Senate demands answers from Fed on AIG's spending
WASHINGTON (Reuters) - The chairman of the Senate Finance Committee demanded answers on Thursday from the Federal Reserve about reported lavish spending by insurer American International Group Inc (AIG.N) after it received an $85 billion rescue loan.
In a letter to Fed Chairman Ben Bernanke, Democratic Sen. Max Baucus of Montana said reports that AIG spent over $400,000 at a luxury hotel in California after the Fed gave it an $85 billion rescue loan were a cause for outrage.
"This kind of behavior is an insult to taxpayers, whose dollars are used to protect and preserve private companies," Baucus wrote in a letter in which he asked what procedures were in place to assess AIG executives' activities.
He also asked for a list of Fed employees who authorized or knew about the AIG retreat, as well as for an explanation why AIG was now receiving an extra $37.8 billion loan. On Wednesday, the Fed said it will take up to $37.8 billion in investment-grade securities from AIG in exchange for cash.
AIG defended itself by saying the retreat was hosted by a subsidiary, was planned months before it received the Fed loan last month, and was for independent life insurance agents.
At one time, AIG was ranked as the world's largest insurer in terms of market value. In Thursday afternoon trading, AIG's stock was down almost 22 percent at $2.50 on the New York Stock Exchange. A year ago today, AIG's stock hit a 52-week intraday high at $70.13.
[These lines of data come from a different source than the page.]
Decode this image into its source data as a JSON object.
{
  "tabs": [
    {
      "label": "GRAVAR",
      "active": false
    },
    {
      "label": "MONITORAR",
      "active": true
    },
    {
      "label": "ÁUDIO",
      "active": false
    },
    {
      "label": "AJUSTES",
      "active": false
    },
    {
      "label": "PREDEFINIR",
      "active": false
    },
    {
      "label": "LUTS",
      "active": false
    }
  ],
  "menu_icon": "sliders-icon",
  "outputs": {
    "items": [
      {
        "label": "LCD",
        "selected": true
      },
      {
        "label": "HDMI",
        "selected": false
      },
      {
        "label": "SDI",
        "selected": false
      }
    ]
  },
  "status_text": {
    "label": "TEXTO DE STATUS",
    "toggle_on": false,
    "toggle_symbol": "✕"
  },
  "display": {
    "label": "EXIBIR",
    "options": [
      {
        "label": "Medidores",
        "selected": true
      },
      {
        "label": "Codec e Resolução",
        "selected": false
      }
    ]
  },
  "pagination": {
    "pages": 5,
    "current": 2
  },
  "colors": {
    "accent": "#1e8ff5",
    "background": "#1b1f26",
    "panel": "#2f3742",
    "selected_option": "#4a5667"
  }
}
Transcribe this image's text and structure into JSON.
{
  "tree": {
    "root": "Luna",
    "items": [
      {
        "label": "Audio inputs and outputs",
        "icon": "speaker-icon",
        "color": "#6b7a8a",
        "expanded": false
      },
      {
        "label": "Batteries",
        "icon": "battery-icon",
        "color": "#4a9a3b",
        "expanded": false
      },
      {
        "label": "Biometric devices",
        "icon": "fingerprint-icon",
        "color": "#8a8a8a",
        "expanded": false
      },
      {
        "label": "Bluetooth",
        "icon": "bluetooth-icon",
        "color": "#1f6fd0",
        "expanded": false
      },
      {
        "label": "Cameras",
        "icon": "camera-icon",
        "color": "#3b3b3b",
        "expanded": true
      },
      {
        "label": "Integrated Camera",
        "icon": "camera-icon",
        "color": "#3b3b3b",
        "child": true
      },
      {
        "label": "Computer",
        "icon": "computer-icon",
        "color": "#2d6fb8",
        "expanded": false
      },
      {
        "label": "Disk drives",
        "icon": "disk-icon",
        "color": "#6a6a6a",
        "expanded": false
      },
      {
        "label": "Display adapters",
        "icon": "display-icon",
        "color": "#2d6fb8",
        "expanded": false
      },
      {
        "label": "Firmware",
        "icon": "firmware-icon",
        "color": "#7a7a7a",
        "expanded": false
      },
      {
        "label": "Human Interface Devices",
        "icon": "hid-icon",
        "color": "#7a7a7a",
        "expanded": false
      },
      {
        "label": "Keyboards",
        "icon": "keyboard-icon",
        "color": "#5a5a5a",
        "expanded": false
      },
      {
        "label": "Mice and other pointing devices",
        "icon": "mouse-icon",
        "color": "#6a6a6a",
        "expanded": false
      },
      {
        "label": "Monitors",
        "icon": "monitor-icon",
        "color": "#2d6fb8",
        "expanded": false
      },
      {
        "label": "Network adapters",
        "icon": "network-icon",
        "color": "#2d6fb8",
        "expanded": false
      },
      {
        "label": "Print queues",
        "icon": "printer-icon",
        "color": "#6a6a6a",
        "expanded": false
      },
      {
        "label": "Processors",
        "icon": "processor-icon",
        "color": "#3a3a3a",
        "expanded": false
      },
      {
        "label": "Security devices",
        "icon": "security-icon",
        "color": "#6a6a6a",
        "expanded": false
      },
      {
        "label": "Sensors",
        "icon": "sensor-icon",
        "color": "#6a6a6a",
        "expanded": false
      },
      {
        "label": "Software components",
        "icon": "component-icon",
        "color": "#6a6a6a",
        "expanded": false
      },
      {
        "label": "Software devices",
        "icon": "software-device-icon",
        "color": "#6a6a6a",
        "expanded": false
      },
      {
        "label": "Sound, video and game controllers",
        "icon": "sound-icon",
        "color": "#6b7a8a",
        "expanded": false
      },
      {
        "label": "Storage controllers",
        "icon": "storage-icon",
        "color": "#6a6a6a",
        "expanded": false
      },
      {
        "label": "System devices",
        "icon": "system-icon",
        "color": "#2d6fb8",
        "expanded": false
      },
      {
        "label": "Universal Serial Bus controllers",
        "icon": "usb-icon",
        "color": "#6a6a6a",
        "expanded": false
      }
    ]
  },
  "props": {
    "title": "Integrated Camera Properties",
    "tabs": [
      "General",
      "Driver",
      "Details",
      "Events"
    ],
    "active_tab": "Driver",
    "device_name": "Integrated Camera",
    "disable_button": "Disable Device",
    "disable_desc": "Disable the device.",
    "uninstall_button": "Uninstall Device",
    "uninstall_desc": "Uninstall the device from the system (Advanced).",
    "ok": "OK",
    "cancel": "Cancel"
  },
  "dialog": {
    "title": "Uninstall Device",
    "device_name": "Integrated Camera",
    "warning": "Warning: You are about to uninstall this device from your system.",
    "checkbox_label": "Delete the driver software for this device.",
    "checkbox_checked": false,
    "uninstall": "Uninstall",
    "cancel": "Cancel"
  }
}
On September 16, the insurer's stock plummeted to a 52-week low at $1.25. That evening, the Fed unveiled its $85 billion bailout loan for AIG.
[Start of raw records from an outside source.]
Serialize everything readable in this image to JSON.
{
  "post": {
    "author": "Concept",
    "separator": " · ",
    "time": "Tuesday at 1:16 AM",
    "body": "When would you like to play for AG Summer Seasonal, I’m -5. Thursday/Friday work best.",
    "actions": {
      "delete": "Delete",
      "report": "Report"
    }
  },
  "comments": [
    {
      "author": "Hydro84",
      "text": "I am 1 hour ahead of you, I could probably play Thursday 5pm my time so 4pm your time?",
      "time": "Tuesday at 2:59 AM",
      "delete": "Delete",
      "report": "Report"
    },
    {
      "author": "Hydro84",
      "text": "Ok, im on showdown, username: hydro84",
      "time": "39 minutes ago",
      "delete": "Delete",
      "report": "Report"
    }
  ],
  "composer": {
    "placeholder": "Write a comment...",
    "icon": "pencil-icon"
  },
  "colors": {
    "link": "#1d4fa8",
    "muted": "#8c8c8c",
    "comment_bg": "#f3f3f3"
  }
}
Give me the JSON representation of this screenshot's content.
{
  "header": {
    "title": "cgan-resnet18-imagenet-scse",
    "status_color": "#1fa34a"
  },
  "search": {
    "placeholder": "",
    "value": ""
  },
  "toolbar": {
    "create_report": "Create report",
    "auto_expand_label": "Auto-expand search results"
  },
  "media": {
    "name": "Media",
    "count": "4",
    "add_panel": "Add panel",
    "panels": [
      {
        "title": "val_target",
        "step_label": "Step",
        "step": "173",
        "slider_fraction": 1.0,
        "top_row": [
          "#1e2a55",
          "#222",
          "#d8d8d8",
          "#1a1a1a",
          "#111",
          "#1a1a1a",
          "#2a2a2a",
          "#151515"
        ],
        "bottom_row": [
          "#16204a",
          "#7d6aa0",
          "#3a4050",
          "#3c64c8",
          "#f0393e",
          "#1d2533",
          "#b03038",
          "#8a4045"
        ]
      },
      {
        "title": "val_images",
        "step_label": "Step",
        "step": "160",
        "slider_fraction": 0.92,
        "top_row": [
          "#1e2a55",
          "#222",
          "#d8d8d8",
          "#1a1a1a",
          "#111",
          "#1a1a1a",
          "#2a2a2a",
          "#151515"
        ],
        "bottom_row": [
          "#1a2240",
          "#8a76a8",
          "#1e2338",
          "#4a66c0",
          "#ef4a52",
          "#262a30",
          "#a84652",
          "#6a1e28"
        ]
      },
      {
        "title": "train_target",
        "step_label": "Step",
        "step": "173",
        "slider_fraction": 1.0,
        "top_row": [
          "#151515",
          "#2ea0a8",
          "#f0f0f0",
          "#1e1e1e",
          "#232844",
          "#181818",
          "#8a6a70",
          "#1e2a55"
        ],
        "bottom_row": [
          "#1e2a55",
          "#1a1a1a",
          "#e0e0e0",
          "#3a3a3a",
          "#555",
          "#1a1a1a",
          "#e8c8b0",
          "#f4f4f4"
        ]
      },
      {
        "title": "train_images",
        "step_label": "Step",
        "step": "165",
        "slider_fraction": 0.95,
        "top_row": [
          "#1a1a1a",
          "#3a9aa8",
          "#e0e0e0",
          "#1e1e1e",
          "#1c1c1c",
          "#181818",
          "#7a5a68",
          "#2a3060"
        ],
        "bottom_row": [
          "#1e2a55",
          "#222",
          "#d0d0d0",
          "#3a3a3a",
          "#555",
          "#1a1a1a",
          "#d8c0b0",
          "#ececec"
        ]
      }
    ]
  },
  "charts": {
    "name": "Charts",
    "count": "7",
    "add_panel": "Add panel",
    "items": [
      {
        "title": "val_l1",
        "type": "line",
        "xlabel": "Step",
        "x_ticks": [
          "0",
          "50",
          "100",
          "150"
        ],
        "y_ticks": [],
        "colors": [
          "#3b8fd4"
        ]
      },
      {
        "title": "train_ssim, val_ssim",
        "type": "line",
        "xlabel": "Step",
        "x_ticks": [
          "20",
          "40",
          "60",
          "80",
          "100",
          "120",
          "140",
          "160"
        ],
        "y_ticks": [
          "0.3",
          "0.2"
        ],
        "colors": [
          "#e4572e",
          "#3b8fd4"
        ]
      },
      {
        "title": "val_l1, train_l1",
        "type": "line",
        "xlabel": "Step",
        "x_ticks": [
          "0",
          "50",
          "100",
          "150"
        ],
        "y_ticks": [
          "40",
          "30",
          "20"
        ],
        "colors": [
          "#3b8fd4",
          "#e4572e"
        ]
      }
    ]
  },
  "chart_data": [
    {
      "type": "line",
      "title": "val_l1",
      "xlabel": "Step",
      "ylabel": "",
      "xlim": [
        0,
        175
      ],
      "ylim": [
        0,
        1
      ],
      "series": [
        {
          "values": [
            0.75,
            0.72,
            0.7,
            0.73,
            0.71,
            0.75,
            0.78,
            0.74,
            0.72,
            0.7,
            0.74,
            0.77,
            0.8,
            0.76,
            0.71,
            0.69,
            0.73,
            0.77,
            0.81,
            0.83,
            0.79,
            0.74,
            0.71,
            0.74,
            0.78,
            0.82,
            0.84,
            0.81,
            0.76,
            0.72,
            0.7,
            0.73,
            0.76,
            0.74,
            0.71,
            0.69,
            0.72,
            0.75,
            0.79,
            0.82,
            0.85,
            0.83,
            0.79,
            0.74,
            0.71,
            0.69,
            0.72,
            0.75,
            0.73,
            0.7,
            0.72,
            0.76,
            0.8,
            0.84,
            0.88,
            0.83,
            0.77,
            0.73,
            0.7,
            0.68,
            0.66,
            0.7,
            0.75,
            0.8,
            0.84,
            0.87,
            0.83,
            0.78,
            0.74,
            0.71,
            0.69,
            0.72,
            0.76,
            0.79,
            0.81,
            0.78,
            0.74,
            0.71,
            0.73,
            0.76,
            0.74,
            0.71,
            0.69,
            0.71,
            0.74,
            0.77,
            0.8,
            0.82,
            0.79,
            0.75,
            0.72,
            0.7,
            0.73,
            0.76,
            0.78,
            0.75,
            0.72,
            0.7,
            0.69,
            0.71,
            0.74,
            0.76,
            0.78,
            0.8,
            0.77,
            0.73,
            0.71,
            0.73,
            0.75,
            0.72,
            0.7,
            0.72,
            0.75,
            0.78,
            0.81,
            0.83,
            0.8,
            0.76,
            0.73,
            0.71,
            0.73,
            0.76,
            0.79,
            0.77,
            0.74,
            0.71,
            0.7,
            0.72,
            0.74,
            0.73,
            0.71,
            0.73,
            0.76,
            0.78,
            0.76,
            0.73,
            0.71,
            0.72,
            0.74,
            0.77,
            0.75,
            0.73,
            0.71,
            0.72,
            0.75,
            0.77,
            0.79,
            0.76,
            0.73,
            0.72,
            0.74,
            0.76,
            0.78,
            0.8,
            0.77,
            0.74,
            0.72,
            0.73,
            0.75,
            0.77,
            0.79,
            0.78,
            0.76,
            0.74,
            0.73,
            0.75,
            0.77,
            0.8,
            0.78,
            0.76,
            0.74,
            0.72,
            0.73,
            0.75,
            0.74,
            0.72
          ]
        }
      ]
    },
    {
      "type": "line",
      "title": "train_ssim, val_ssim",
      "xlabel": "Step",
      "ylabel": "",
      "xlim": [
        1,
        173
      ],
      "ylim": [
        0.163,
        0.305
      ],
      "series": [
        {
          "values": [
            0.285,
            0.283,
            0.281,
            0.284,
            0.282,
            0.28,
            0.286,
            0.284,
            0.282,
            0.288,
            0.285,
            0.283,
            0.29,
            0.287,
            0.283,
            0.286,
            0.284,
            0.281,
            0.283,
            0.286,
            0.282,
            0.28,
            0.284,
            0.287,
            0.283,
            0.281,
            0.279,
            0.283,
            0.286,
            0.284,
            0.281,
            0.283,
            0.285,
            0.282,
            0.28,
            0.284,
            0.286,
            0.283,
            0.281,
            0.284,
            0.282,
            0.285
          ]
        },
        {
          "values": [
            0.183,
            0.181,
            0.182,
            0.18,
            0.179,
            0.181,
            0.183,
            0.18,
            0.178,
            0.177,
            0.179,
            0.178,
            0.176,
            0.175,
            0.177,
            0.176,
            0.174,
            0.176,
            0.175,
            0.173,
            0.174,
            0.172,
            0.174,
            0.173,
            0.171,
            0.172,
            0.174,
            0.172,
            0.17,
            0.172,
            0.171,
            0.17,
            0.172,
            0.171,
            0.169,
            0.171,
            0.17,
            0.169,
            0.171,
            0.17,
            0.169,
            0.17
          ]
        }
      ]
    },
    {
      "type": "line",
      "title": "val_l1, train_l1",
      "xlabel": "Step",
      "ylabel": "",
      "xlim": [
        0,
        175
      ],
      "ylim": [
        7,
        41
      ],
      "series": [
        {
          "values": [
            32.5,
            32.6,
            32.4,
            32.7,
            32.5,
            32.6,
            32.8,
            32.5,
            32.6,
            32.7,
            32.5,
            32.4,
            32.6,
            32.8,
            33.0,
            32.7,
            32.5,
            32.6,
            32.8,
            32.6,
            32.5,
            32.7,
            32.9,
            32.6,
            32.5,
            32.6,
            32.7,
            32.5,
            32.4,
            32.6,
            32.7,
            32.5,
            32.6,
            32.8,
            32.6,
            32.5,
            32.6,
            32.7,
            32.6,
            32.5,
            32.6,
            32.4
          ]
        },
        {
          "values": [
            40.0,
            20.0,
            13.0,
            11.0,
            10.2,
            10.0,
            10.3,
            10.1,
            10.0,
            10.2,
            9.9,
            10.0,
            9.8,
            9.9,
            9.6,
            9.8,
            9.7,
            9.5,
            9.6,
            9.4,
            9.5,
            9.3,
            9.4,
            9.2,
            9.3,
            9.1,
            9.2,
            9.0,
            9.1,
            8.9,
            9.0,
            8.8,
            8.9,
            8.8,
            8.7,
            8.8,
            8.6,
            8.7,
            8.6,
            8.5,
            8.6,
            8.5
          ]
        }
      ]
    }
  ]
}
Baucus asked Bernanke to explain what controls over AIG management the Fed is able to exert and requested that answers be delivered to the Senate Finance Committee by October 23.
The issue of the AIG retreat received a lively airing on Tuesday from lawmakers who blistered former top executives of the insurer at a Capitol Hill hearing.
"They were getting facials, manicures, and massages, while the American people were footing the bill," said Rep. Elijah Cummings, a Maryland Democrat on the House Oversight and Government Reform Committee.
Robert Willumstad, chief executive of AIG from June until he was replaced last month, told the oversight committee he was not aware of the retreat that included $200,000 in hotel rooms and $23,000 for spa services.
" ... Had I been aware of it, I would have prevented it from happening," Willumstad said.